● **Goal of the exercise**
Wherever a line in the data holds the word "this", pull that line out.

Stored data:
════════
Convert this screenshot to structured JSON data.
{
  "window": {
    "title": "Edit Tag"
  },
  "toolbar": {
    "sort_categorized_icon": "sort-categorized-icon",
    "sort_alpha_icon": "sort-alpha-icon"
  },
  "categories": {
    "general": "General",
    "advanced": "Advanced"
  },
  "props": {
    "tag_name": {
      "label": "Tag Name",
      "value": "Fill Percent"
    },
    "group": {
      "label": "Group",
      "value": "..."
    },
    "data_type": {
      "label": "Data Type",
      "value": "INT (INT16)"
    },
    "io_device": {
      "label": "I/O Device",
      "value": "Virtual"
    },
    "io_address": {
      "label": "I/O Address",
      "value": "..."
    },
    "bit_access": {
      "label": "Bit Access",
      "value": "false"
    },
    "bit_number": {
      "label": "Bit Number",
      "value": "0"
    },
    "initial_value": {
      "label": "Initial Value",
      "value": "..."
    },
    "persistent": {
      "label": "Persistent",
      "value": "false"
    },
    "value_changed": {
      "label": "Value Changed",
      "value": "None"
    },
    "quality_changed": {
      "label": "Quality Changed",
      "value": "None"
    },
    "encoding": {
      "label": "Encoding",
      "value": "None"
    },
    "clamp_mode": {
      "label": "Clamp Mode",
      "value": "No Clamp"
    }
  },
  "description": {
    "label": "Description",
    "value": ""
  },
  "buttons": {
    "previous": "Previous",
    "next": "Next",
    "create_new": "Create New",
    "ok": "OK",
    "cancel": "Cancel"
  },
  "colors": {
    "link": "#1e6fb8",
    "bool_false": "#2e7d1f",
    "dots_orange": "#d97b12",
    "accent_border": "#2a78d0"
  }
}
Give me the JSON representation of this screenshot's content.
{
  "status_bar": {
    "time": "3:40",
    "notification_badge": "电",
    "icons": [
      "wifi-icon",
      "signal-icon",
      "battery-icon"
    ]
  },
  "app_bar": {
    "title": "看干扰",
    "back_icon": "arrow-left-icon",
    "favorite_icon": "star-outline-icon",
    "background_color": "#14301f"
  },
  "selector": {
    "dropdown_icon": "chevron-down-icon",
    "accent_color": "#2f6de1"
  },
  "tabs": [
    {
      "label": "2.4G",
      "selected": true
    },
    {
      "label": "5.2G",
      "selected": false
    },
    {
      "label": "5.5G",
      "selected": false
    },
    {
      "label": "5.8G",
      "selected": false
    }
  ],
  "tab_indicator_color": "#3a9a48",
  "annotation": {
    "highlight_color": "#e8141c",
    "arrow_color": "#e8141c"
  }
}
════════
● **Expected output**
Convert this screenshot to structured JSON data.
Give me the JSON representation of this screenshot's content.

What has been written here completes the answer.